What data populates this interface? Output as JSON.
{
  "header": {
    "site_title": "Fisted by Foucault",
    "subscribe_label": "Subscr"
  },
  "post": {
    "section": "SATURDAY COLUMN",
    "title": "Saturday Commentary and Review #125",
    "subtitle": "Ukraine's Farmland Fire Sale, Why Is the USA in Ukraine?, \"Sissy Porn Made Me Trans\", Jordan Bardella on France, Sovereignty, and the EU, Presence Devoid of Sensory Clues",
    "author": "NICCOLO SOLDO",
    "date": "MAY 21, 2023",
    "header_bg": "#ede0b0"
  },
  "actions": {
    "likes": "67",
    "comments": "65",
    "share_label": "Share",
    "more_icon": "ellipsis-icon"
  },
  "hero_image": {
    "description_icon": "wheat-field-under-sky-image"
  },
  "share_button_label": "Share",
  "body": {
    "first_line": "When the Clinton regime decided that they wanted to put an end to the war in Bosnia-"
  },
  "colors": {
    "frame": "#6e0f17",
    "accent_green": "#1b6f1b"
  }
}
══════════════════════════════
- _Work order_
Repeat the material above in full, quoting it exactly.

- _Result for this exercise_
What data populates this interface? Output as JSON.
{
  "header": {
    "site_title": "Fisted by Foucault",
    "subscribe_label": "Subscr"
  },
  "post": {
    "section": "SATURDAY COLUMN",
    "title": "Saturday Commentary and Review #125",
    "subtitle": "Ukraine's Farmland Fire Sale, Why Is the USA in Ukraine?, \"Sissy Porn Made Me Trans\", Jordan Bardella on France, Sovereignty, and the EU, Presence Devoid of Sensory Clues",
    "author": "NICCOLO SOLDO",
    "date": "MAY 21, 2023",
    "header_bg": "#ede0b0"
  },
  "actions": {
    "likes": "67",
    "comments": "65",
    "share_label": "Share",
    "more_icon": "ellipsis-icon"
  },
  "hero_image": {
    "description_icon": "wheat-field-under-sky-image"
  },
  "share_button_label": "Share",
  "body": {
    "first_line": "When the Clinton regime decided that they wanted to put an end to the war in Bosnia-"
  },
  "colors": {
    "frame": "#6e0f17",
    "accent_green": "#1b6f1b"
  }
}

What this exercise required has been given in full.